#### [Work to be completed]
Without skipping anything, print all of the data exactly.

#### [Information shown]
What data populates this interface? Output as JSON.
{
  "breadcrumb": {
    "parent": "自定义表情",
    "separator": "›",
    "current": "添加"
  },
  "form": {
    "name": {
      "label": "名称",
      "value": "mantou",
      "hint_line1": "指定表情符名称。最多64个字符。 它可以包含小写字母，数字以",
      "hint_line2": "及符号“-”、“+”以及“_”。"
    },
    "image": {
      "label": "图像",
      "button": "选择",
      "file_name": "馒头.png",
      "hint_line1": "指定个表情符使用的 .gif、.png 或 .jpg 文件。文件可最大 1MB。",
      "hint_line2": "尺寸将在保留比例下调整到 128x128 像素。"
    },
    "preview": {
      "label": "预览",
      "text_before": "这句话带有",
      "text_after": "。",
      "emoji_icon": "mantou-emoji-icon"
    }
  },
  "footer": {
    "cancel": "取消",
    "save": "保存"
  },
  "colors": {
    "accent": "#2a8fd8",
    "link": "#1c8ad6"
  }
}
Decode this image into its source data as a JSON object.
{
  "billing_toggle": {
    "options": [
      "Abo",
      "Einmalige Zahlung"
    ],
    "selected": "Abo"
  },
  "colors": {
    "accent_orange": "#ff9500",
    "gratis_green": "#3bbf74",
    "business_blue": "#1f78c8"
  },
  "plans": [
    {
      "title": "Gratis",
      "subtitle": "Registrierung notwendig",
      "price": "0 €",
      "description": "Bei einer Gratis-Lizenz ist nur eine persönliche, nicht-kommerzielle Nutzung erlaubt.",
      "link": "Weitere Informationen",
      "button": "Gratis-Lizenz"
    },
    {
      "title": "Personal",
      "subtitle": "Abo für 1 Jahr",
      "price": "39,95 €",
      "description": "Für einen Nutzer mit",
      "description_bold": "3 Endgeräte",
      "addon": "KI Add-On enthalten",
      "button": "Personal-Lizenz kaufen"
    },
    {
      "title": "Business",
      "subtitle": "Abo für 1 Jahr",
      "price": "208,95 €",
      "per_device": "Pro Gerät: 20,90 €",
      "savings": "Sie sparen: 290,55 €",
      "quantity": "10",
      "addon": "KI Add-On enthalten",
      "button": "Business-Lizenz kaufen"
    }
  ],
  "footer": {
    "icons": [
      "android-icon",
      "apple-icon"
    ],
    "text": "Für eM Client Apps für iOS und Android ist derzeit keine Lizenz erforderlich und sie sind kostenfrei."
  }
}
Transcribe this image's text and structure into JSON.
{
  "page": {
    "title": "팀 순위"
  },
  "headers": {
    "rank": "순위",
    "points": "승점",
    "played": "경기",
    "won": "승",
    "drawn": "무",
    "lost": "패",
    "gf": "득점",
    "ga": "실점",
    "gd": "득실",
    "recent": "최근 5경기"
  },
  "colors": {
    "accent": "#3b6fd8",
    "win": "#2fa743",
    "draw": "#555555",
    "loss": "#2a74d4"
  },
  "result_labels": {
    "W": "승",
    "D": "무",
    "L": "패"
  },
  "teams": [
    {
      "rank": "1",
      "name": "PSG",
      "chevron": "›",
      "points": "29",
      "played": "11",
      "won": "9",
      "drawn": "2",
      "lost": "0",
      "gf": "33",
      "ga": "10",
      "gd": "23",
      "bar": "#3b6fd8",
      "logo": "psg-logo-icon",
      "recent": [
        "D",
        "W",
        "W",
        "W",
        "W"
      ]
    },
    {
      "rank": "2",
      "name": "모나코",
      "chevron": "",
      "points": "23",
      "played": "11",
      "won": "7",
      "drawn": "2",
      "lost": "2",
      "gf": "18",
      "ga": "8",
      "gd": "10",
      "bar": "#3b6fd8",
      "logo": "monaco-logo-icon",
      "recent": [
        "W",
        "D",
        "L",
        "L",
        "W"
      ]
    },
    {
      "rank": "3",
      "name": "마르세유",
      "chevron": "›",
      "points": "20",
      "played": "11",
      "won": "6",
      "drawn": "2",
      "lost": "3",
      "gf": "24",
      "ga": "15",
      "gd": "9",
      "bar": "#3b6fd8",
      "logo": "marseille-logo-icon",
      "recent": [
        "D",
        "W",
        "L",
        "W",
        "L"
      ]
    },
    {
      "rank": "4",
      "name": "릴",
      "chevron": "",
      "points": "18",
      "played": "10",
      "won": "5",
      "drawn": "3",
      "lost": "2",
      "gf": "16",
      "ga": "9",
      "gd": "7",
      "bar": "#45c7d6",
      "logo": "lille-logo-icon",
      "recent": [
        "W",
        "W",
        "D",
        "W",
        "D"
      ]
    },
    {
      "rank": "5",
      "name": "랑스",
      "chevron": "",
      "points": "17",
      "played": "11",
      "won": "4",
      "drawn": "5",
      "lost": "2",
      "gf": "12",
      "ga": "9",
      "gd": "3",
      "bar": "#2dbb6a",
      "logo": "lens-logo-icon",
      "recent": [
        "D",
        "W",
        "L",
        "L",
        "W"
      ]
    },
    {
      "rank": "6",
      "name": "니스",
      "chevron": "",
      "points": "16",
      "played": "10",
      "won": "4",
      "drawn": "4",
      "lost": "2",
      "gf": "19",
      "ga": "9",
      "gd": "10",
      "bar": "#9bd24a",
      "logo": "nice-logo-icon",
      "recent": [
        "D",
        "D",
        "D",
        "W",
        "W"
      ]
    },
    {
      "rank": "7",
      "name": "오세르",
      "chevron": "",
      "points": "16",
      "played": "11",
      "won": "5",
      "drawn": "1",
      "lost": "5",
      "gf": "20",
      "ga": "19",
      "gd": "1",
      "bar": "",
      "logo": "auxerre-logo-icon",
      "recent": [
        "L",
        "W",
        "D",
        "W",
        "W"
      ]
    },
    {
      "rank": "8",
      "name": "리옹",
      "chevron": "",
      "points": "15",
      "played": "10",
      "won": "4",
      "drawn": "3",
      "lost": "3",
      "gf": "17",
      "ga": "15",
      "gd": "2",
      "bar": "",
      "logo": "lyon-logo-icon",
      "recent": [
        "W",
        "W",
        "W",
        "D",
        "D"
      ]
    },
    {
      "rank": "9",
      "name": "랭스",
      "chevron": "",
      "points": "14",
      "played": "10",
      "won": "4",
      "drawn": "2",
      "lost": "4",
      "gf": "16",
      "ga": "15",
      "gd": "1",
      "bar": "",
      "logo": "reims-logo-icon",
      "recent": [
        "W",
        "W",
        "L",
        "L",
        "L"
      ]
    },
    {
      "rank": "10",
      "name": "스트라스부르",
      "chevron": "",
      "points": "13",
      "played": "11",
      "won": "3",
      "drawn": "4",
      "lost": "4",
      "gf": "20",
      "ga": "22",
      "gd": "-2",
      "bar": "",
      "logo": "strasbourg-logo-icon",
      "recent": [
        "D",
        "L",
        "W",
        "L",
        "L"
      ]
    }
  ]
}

#### [Exercise answer]
What data populates this interface? Output as JSON.
{
  "breadcrumb": {
    "parent": "自定义表情",
    "separator": "›",
    "current": "添加"
  },
  "form": {
    "name": {
      "label": "名称",
      "value": "mantou",
      "hint_line1": "指定表情符名称。最多64个字符。 它可以包含小写字母，数字以",
      "hint_line2": "及符号“-”、“+”以及“_”。"
    },
    "image": {
      "label": "图像",
      "button": "选择",
      "file_name": "馒头.png",
      "hint_line1": "指定个表情符使用的 .gif、.png 或 .jpg 文件。文件可最大 1MB。",
      "hint_line2": "尺寸将在保留比例下调整到 128x128 像素。"
    },
    "preview": {
      "label": "预览",
      "text_before": "这句话带有",
      "text_after": "。",
      "emoji_icon": "mantou-emoji-icon"
    }
  },
  "footer": {
    "cancel": "取消",
    "save": "保存"
  },
  "colors": {
    "accent": "#2a8fd8",
    "link": "#1c8ad6"
  }
}
Decode this image into its source data as a JSON object.
{
  "billing_toggle": {
    "options": [
      "Abo",
      "Einmalige Zahlung"
    ],
    "selected": "Abo"
  },
  "colors": {
    "accent_orange": "#ff9500",
    "gratis_green": "#3bbf74",
    "business_blue": "#1f78c8"
  },
  "plans": [
    {
      "title": "Gratis",
      "subtitle": "Registrierung notwendig",
      "price": "0 €",
      "description": "Bei einer Gratis-Lizenz ist nur eine persönliche, nicht-kommerzielle Nutzung erlaubt.",
      "link": "Weitere Informationen",
      "button": "Gratis-Lizenz"
    },
    {
      "title": "Personal",
      "subtitle": "Abo für 1 Jahr",
      "price": "39,95 €",
      "description": "Für einen Nutzer mit",
      "description_bold": "3 Endgeräte",
      "addon": "KI Add-On enthalten",
      "button": "Personal-Lizenz kaufen"
    },
    {
      "title": "Business",
      "subtitle": "Abo für 1 Jahr",
      "price": "208,95 €",
      "per_device": "Pro Gerät: 20,90 €",
      "savings": "Sie sparen: 290,55 €",
      "quantity": "10",
      "addon": "KI Add-On enthalten",
      "button": "Business-Lizenz kaufen"
    }
  ],
  "footer": {
    "icons": [
      "android-icon",
      "apple-icon"
    ],
    "text": "Für eM Client Apps für iOS und Android ist derzeit keine Lizenz erforderlich und sie sind kostenfrei."
  }
}
Transcribe this image's text and structure into JSON.
{
  "page": {
    "title": "팀 순위"
  },
  "headers": {
    "rank": "순위",
    "points": "승점",
    "played": "경기",
    "won": "승",
    "drawn": "무",
    "lost": "패",
    "gf": "득점",
    "ga": "실점",
    "gd": "득실",
    "recent": "최근 5경기"
  },
  "colors": {
    "accent": "#3b6fd8",
    "win": "#2fa743",
    "draw": "#555555",
    "loss": "#2a74d4"
  },
  "result_labels": {
    "W": "승",
    "D": "무",
    "L": "패"
  },
  "teams": [
    {
      "rank": "1",
      "name": "PSG",
      "chevron": "›",
      "points": "29",
      "played": "11",
      "won": "9",
      "drawn": "2",
      "lost": "0",
      "gf": "33",
      "ga": "10",
      "gd": "23",
      "bar": "#3b6fd8",
      "logo": "psg-logo-icon",
      "recent": [
        "D",
        "W",
        "W",
        "W",
        "W"
      ]
    },
    {
      "rank": "2",
      "name": "모나코",
      "chevron": "",
      "points": "23",
      "played": "11",
      "won": "7",
      "drawn": "2",
      "lost": "2",
      "gf": "18",
      "ga": "8",
      "gd": "10",
      "bar": "#3b6fd8",
      "logo": "monaco-logo-icon",
      "recent": [
        "W",
        "D",
        "L",
        "L",
        "W"
      ]
    },
    {
      "rank": "3",
      "name": "마르세유",
      "chevron": "›",
      "points": "20",
      "played": "11",
      "won": "6",
      "drawn": "2",
      "lost": "3",
      "gf": "24",
      "ga": "15",
      "gd": "9",
      "bar": "#3b6fd8",
      "logo": "marseille-logo-icon",
      "recent": [
        "D",
        "W",
        "L",
        "W",
        "L"
      ]
    },
    {
      "rank": "4",
      "name": "릴",
      "chevron": "",
      "points": "18",
      "played": "10",
      "won": "5",
      "drawn": "3",
      "lost": "2",
      "gf": "16",
      "ga": "9",
      "gd": "7",
      "bar": "#45c7d6",
      "logo": "lille-logo-icon",
      "recent": [
        "W",
        "W",
        "D",
        "W",
        "D"
      ]
    },
    {
      "rank": "5",
      "name": "랑스",
      "chevron": "",
      "points": "17",
      "played": "11",
      "won": "4",
      "drawn": "5",
      "lost": "2",
      "gf": "12",
      "ga": "9",
      "gd": "3",
      "bar": "#2dbb6a",
      "logo": "lens-logo-icon",
      "recent": [
        "D",
        "W",
        "L",
        "L",
        "W"
      ]
    },
    {
      "rank": "6",
      "name": "니스",
      "chevron": "",
      "points": "16",
      "played": "10",
      "won": "4",
      "drawn": "4",
      "lost": "2",
      "gf": "19",
      "ga": "9",
      "gd": "10",
      "bar": "#9bd24a",
      "logo": "nice-logo-icon",
      "recent": [
        "D",
        "D",
        "D",
        "W",
        "W"
      ]
    },
    {
      "rank": "7",
      "name": "오세르",
      "chevron": "",
      "points": "16",
      "played": "11",
      "won": "5",
      "drawn": "1",
      "lost": "5",
      "gf": "20",
      "ga": "19",
      "gd": "1",
      "bar": "",
      "logo": "auxerre-logo-icon",
      "recent": [
        "L",
        "W",
        "D",
        "W",
        "W"
      ]
    },
    {
      "rank": "8",
      "name": "리옹",
      "chevron": "",
      "points": "15",
      "played": "10",
      "won": "4",
      "drawn": "3",
      "lost": "3",
      "gf": "17",
      "ga": "15",
      "gd": "2",
      "bar": "",
      "logo": "lyon-logo-icon",
      "recent": [
        "W",
        "W",
        "W",
        "D",
        "D"
      ]
    },
    {
      "rank": "9",
      "name": "랭스",
      "chevron": "",
      "points": "14",
      "played": "10",
      "won": "4",
      "drawn": "2",
      "lost": "4",
      "gf": "16",
      "ga": "15",
      "gd": "1",
      "bar": "",
      "logo": "reims-logo-icon",
      "recent": [
        "W",
        "W",
        "L",
        "L",
        "L"
      ]
    },
    {
      "rank": "10",
      "name": "스트라스부르",
      "chevron": "",
      "points": "13",
      "played": "11",
      "won": "3",
      "drawn": "4",
      "lost": "4",
      "gf": "20",
      "ga": "22",
      "gd": "-2",
      "bar": "",
      "logo": "strasbourg-logo-icon",
      "recent": [
        "D",
        "L",
        "W",
        "L",
        "L"
      ]
    }
  ]
}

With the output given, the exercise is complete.